[What to work on]: Type out each record word for word. Pictures stay out.
**** Supplied records
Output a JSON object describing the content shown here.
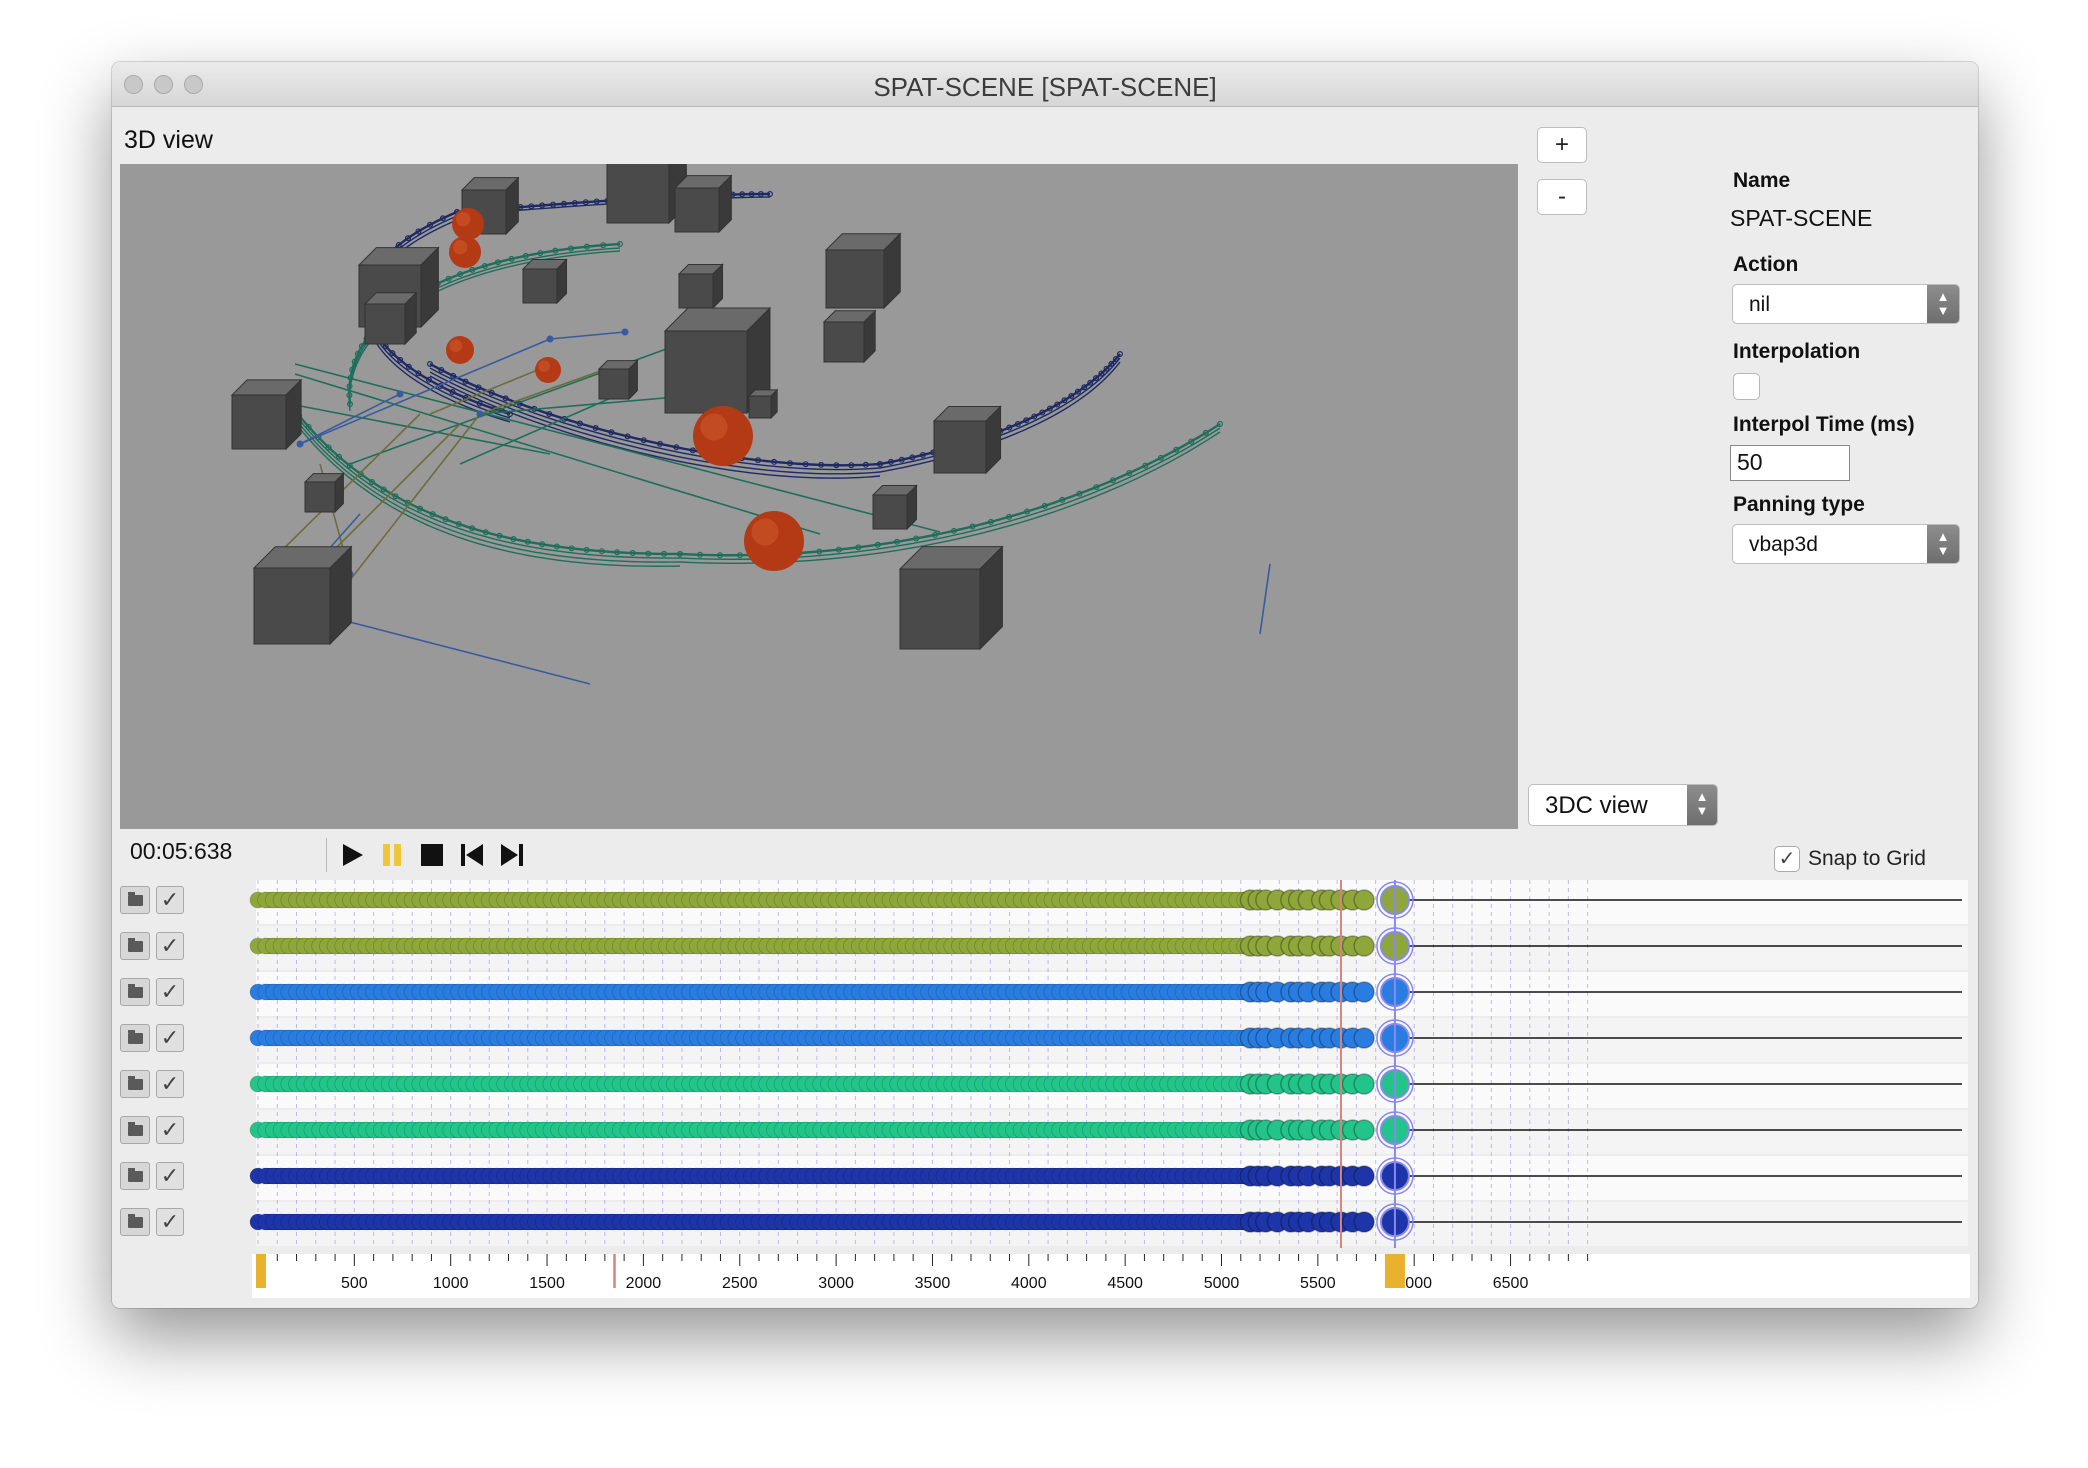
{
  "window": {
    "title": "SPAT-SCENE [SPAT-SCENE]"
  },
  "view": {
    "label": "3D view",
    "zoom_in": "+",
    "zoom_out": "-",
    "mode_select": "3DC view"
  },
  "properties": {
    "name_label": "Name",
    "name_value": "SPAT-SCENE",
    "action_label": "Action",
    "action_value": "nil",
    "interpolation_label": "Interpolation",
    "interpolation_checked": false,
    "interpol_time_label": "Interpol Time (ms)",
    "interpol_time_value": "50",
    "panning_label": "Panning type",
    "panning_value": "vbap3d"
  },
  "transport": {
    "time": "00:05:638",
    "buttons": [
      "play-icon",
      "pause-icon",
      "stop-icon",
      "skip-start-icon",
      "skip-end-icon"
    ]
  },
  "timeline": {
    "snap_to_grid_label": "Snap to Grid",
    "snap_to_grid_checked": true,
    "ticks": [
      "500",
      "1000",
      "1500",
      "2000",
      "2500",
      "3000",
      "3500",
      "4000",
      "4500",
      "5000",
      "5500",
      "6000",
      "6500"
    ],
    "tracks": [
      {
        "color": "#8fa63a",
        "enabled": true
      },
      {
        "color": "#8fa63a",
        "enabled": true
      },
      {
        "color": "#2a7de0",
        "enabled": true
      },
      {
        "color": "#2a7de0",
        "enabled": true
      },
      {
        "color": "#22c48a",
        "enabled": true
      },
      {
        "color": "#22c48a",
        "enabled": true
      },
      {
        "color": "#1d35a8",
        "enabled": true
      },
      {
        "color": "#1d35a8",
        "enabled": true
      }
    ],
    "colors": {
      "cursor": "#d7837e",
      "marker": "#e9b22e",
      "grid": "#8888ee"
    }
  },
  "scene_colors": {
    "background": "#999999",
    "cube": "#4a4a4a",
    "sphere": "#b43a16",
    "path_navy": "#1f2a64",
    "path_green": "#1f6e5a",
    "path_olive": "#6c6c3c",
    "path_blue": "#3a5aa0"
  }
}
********
[Response area]:
Output a JSON object describing the content shown here.
{
  "window": {
    "title": "SPAT-SCENE [SPAT-SCENE]"
  },
  "view": {
    "label": "3D view",
    "zoom_in": "+",
    "zoom_out": "-",
    "mode_select": "3DC view"
  },
  "properties": {
    "name_label": "Name",
    "name_value": "SPAT-SCENE",
    "action_label": "Action",
    "action_value": "nil",
    "interpolation_label": "Interpolation",
    "interpolation_checked": false,
    "interpol_time_label": "Interpol Time (ms)",
    "interpol_time_value": "50",
    "panning_label": "Panning type",
    "panning_value": "vbap3d"
  },
  "transport": {
    "time": "00:05:638",
    "buttons": [
      "play-icon",
      "pause-icon",
      "stop-icon",
      "skip-start-icon",
      "skip-end-icon"
    ]
  },
  "timeline": {
    "snap_to_grid_label": "Snap to Grid",
    "snap_to_grid_checked": true,
    "ticks": [
      "500",
      "1000",
      "1500",
      "2000",
      "2500",
      "3000",
      "3500",
      "4000",
      "4500",
      "5000",
      "5500",
      "6000",
      "6500"
    ],
    "tracks": [
      {
        "color": "#8fa63a",
        "enabled": true
      },
      {
        "color": "#8fa63a",
        "enabled": true
      },
      {
        "color": "#2a7de0",
        "enabled": true
      },
      {
        "color": "#2a7de0",
        "enabled": true
      },
      {
        "color": "#22c48a",
        "enabled": true
      },
      {
        "color": "#22c48a",
        "enabled": true
      },
      {
        "color": "#1d35a8",
        "enabled": true
      },
      {
        "color": "#1d35a8",
        "enabled": true
      }
    ],
    "colors": {
      "cursor": "#d7837e",
      "marker": "#e9b22e",
      "grid": "#8888ee"
    }
  },
  "scene_colors": {
    "background": "#999999",
    "cube": "#4a4a4a",
    "sphere": "#b43a16",
    "path_navy": "#1f2a64",
    "path_green": "#1f6e5a",
    "path_olive": "#6c6c3c",
    "path_blue": "#3a5aa0"
  }
}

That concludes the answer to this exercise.